[PROMPT] Lift out each line of the data that holds "this".

───── DATASET ENTRIES ─────

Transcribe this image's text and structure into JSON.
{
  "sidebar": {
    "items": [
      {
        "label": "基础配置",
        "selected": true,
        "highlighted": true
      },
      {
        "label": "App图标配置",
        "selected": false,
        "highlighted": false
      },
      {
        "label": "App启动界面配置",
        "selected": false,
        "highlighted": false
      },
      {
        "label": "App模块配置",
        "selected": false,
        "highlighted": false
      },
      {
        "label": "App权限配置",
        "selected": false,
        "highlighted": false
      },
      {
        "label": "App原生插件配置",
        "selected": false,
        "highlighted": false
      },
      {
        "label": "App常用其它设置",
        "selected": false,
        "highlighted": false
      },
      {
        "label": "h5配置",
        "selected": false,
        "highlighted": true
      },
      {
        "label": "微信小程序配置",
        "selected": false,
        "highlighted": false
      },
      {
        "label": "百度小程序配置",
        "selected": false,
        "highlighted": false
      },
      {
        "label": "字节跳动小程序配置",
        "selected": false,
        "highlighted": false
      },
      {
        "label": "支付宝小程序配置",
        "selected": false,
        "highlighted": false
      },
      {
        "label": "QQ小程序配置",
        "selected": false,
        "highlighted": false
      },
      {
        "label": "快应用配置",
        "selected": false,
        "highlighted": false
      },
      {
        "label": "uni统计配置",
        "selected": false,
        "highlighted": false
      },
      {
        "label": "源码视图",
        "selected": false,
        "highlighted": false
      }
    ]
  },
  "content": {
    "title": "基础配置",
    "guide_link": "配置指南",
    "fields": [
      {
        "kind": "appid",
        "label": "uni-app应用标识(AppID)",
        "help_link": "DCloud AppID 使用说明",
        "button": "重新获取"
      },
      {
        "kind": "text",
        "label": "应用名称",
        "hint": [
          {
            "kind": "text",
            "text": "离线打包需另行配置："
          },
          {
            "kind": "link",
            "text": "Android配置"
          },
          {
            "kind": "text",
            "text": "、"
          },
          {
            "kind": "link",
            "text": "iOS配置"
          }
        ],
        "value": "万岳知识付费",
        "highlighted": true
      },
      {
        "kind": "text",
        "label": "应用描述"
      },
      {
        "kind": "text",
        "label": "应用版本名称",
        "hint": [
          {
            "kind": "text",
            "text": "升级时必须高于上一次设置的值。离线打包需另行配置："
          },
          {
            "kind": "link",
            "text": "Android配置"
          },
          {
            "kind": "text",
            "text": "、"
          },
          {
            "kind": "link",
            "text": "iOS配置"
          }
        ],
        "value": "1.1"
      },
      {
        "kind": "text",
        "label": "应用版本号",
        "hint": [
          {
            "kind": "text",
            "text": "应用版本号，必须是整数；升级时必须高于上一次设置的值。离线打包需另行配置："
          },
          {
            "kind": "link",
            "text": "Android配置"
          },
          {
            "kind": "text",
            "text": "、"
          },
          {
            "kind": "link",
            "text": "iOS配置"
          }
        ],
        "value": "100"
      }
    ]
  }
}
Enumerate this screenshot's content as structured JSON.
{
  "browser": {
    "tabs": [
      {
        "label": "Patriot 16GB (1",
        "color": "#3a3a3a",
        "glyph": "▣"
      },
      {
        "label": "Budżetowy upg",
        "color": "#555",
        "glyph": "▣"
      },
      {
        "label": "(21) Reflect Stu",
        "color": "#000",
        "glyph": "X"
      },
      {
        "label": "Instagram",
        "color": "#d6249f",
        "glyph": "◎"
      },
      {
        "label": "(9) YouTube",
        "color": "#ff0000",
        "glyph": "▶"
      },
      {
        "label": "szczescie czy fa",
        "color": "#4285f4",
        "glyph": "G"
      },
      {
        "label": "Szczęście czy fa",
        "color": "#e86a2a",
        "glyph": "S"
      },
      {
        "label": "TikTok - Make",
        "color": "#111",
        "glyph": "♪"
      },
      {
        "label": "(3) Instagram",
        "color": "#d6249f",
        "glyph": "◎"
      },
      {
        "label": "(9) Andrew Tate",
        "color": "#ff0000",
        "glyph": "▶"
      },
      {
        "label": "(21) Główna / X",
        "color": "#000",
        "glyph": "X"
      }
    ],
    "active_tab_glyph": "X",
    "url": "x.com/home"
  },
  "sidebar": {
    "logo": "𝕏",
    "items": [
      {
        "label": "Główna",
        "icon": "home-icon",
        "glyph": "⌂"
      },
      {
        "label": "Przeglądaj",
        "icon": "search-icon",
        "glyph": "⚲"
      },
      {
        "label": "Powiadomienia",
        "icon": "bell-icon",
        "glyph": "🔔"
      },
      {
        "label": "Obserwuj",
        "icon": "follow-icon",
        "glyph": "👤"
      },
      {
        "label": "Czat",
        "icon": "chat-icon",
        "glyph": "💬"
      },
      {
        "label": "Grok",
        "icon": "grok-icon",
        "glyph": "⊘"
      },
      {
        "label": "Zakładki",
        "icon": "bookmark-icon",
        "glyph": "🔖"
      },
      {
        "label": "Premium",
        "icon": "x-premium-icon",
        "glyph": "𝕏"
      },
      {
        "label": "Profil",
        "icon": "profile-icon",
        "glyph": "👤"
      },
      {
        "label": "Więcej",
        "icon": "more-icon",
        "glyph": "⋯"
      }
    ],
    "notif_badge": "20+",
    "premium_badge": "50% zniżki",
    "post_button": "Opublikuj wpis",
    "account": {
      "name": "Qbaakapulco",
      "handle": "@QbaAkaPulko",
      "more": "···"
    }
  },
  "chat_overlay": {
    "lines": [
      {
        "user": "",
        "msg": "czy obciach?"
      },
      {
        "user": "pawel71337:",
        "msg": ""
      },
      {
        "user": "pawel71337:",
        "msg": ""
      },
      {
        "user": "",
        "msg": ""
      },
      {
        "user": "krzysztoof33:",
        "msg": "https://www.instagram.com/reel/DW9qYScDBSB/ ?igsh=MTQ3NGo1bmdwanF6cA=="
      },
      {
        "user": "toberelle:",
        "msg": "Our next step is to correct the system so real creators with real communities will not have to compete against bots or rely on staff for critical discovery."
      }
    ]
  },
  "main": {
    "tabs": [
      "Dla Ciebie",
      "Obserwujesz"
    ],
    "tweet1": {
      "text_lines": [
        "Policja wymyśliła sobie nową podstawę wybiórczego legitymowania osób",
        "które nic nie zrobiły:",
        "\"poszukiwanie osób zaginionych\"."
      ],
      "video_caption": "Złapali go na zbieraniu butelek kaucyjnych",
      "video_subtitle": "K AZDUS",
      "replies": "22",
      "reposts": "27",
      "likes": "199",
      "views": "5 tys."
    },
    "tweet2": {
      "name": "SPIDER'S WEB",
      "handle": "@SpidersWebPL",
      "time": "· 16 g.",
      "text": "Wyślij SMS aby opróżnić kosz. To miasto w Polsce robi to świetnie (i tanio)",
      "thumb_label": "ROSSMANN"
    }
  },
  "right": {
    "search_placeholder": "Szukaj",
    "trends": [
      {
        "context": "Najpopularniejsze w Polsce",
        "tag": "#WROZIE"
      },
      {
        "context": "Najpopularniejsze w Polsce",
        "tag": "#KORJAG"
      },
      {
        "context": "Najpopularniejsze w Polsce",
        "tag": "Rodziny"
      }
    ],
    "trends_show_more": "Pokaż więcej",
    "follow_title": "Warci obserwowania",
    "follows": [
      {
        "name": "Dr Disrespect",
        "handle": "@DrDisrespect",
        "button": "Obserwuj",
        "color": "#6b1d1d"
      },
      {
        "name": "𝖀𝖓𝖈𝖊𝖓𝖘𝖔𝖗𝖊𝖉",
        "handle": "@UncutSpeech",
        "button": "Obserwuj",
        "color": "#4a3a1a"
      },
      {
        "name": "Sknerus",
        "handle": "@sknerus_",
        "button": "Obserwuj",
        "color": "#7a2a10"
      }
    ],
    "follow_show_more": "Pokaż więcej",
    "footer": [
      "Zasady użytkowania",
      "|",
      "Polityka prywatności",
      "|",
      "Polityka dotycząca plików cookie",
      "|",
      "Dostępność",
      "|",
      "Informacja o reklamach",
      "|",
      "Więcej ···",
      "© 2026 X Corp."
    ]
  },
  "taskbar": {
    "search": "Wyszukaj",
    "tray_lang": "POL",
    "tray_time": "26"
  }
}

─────

[EXPECTED OUTPUT]
Transcribe this image's text and structure into JSON.
Enumerate this screenshot's content as structured JSON.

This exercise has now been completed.